Mayra my accomplice said to me one day, “When you was walking you must have been very dangerooz.” Recently I pondered aloud to a friend “What if I had the sexual confidence I have now with the looks I had in my 20s?” “You would have died of AIDS instead of ALS” she said matter of factly. My mom has always delighted in a good filthy joke and is a champion flirt.
What the fuck else can I say?
6) Guessing the ends of movies.
I used to think she was a witch until I could do it too. This used to piss off my ex to no end. Happily, my son has inherited this gift so someone can continue to torture my ex long after I’m gone.
7) Excellent fashion sense.
My mom was always turned out well and looking like a million bucks. She’s married to an older man now so she doesn’t need to try so hard but man did she look great all the time. I used to be jealous of how snappy she dressed and how dumpy I looked. It takes awhile to learn how to dress for your body and she really knew how to do that.
8) Open door policy.
Every day when I came home from school there was someone at the table having tea. We could have used a revolving back door for friends and neighbors. My mom drove her friend Sylvia shopping since Sylvia didn’t know how (to drive – she knew how to shop, oh yes she did) and if I couldn’t find her, she’s be at Sylvia’s helping make drapes, homemade granola or working on some other project My mom loves company and so do I. This has made the transition from independent to dependent much smoother for me.
9) Love of public radio
It was always on and when it wasn’t, she would say “ I heard the most interesting thing on the CBC today….” For me it’s KPFA or NPR.
10) Irrepressible love of the every day things in life
To be truthful, many was the time I felt overcome with a homicidal rage when we would be walking to a specific destination and my mom would gasp loudly, scaring the crap out of me, exclaiming :”Oh, Carla!

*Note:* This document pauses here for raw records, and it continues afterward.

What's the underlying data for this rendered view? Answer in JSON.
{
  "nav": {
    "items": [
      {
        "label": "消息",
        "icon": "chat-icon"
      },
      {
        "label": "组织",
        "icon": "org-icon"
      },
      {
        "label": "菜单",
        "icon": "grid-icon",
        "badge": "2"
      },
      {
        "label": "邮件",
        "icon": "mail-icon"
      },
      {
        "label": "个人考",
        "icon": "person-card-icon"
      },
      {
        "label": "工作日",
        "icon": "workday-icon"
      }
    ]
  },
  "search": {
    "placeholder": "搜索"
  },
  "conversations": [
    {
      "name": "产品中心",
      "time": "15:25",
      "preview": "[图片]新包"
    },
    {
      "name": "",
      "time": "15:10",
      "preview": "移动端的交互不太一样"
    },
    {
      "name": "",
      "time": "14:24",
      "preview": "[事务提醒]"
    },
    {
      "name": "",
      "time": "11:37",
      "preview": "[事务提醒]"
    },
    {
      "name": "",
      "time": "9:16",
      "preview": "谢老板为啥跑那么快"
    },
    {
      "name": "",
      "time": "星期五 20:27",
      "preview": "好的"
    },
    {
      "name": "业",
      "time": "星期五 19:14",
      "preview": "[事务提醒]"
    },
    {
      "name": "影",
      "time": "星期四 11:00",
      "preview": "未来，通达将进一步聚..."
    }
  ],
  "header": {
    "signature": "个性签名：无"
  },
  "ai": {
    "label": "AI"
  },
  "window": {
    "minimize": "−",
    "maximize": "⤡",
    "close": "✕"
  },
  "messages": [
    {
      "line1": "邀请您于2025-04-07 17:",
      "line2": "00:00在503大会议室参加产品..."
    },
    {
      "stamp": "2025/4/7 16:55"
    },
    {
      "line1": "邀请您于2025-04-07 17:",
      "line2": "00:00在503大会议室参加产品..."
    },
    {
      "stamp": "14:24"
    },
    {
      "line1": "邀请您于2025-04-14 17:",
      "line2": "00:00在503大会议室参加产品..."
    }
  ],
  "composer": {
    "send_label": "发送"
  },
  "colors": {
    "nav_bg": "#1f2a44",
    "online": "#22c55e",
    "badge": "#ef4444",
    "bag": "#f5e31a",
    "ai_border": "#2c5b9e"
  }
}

Look at the flowers!!” She would proceed to smell them, admire them, talk to strangers about them, etc. all while I silently shouted “let’s get a move on, people.” Now I am the one to hold up the expedition party to smell a rose, watch a hummingbird or enjoy a funny scene played out on the street. I don’t gasp audibly but inwardly my heart yells “Holy shit – look how amazing this is!”
11) Humor with an edge

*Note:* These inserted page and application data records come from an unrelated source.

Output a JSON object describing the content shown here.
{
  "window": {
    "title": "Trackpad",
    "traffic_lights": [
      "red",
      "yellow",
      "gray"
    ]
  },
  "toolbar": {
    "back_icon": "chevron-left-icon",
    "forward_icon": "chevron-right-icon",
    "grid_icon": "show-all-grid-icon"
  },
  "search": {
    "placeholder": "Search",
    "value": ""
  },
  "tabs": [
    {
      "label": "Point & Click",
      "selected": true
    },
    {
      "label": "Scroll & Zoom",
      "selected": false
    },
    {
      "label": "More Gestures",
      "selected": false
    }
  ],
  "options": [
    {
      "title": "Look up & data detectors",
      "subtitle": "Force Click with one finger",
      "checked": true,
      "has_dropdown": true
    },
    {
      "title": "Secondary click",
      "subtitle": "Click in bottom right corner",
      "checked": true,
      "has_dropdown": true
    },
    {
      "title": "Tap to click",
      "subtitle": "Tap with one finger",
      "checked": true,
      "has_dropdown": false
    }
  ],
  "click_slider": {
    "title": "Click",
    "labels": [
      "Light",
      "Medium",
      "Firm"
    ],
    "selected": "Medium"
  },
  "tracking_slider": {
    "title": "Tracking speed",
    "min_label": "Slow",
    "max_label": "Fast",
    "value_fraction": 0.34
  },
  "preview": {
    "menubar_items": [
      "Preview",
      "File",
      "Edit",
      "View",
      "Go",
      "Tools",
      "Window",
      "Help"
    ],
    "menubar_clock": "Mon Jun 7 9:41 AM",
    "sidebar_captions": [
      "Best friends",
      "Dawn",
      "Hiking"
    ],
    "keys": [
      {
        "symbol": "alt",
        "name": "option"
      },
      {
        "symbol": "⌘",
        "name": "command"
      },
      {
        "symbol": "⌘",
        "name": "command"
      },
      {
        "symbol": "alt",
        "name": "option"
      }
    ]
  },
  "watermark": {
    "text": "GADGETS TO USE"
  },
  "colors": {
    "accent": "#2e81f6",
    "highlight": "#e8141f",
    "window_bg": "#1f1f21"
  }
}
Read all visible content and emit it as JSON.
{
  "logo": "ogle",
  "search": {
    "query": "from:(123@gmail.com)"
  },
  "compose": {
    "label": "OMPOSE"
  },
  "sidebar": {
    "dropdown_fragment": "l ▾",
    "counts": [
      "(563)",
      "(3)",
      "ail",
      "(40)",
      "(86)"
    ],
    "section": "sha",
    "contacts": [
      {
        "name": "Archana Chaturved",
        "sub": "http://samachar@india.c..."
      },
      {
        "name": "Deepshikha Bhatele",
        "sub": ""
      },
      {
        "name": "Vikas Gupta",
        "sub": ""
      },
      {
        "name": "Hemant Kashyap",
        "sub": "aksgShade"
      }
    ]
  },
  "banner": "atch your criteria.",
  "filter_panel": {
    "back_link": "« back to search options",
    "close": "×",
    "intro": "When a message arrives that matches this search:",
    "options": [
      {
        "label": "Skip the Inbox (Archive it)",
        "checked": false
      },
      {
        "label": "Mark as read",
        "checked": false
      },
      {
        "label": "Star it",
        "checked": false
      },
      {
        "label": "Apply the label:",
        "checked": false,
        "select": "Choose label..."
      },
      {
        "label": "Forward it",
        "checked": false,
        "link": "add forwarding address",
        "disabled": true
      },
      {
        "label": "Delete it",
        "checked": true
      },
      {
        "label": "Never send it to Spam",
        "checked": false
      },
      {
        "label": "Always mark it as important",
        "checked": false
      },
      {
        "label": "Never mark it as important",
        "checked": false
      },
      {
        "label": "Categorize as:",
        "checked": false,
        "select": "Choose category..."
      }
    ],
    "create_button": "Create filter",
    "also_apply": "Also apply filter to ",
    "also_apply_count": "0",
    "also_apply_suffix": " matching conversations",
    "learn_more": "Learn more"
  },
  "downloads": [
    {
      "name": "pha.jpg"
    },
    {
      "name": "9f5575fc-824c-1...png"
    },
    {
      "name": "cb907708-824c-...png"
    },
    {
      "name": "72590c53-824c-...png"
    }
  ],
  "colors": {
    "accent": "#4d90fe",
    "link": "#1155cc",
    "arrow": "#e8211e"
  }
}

Growing up with a handicapped and very troubled brother was no picnic. I have learned from both my parents that a little humor goes a long way to getting through adversity. My entire family is hilarious and I have memories of all of them cracking me up at one point but my mom is perhaps the most devilish in her humor. I remember (not entirely fondly) family car trips in which my dad took his goal of how many miles we’d drive on any given day so seriously that you’d think we were escaping Nazis rather than heading to Disneyland (coincidentally, Walt leaned in the Hitler direction so we were running to the Nazis). We would have our legs crossed begging to pull over to pee and my dad would say “As soon as we hit Eugene.” Or something equally horrifying. Finally one day my mom took off her seatbelt the buzzer to which did NOT automatically turn off like they do today. She crossed her arms and smiled a Cheshire cat grin for the longest time while the nasal buzz of the seatbelt warning taunted my Dad (okay, me and my non-deaf brother as well) until finally, my Dad couldn’t take it anymore and pulled over where we could gratefully relieve our bladders,
It’s not been an easy relationship for either of us - my Mom and I. I suspect that it will remain bumpy, however I am aware of how much my illness is tearing my mother apart and if I can leave her with the knowledge that a lot of what people love about me comes from her, that she helped make me the person I am today, that I can see her good traits – her charm, her delight in the every day things, her creativity, maybe we can make this bitter pill go down a little easier.
PS – if you see me in a pretty sweater, she probably bought it.